The Andersons managed a 600 acre farm by growing only wheat. This doesn't deplete their soil in part because they use a fallow rotation, in part because they buy nitrates and potash to fertilise their fields, and early herbicides to keep down weeds. I haven't been able to find the post where I reported on American sugar beet farmes, and their concern that sugar imports would damage a crop that was good for the soil and which produced a great deal of fodder as well, but I could point instead to Professor Collingham's particular interest, the rapidly expanding American soybean crop of the war years. The classic Norfolk four-course rotation minimises farm market inputs by replenishing soil nitrogen with legumes as well as by holding down weeds with regular inter-row ploughing between the turnips (sugar beets.) Soybeans, which are sold, pressed for their oil, and then processed back into cake for fodder, are much more intimately involved in the larger market economy than the clover and vetch of the old Norfolk rotation, but it is still basically the same thing. The Andersons are farming in the American way. Less labour means less production --but this is obscured by their ability to substitute market inputs like fertilisers and tractors for the less saleable products of a full rotation. 

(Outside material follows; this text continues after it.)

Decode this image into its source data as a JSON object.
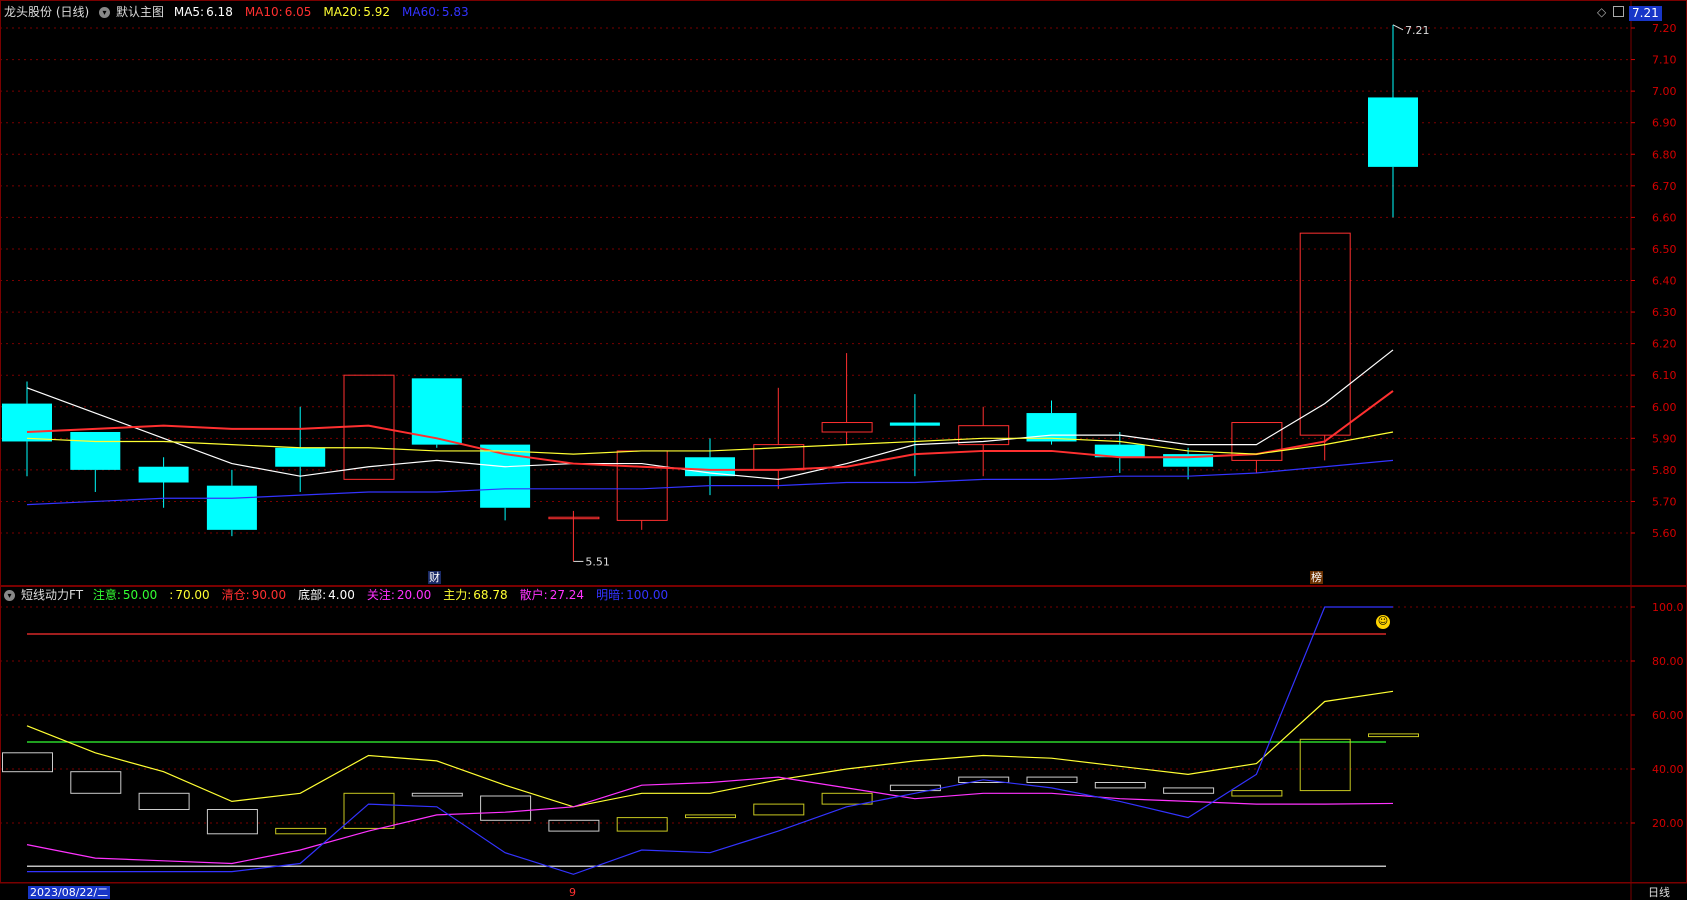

Of course, had market agriculture gone into retreat after the war, and had they retreated into autarkism, the wheat crop would have fallen, the labour input per acre would have risen, and they would probably have leased some of their land, becoming squires in the process.** Of course, that's crazy talk. Who ever heard of de-automation? 

(Except for the people laid off in 1958 when Automotive Products closed its automatic frame factory, that is.)

*For example, did you know that American manufacturing disemployment is due to automation, not free trade and a high dollar? It's confusing because all the automation happened after China received Most Favoured Nation status, and wasn't accompanied by any changes in productivity. It's almost like all the robot-factories are in another country. And, also, maybe didn't actually have robots, although that's just speculation.

**(Hmm. The farm plots are still big, but the patchwork looks suspiciously four-coursey. Ford Township, of 96 square miles, has a population of 456. Dodge City, the county seat, has a population of 27,340. Per the Census, the racial makeup of the city was 72.5% White, 2.5% African American, 1.1% American Indian, 1.6% Asian, 0.2% Pacific Islander, 19.3% from other races, and 2.9% from two or more races. Hispanics and Latinos of any race were 57.5% of the population.


  1. I take it you don't mean whites and Latinos together accounted for 130% of the population?

  2. The way the American census does it, the "Hispanics and Latinos of any race" includes people who check the "White" and the "Hispanic and Latino" box, and the "White" category includes everyone who checks that box. They're double-counted, in other words. Call it the "Emilio Estevez" effect.

    I'm guessing that there's a meat packing plant in Dodge City. The industry employs a large proportion of Latin American immigrants, particularly Central Americans. There are other reasons why Dodge City might have so many Latinos, however, and I can't even begin to guess what country-versus-city politics might look like in Ford County these days.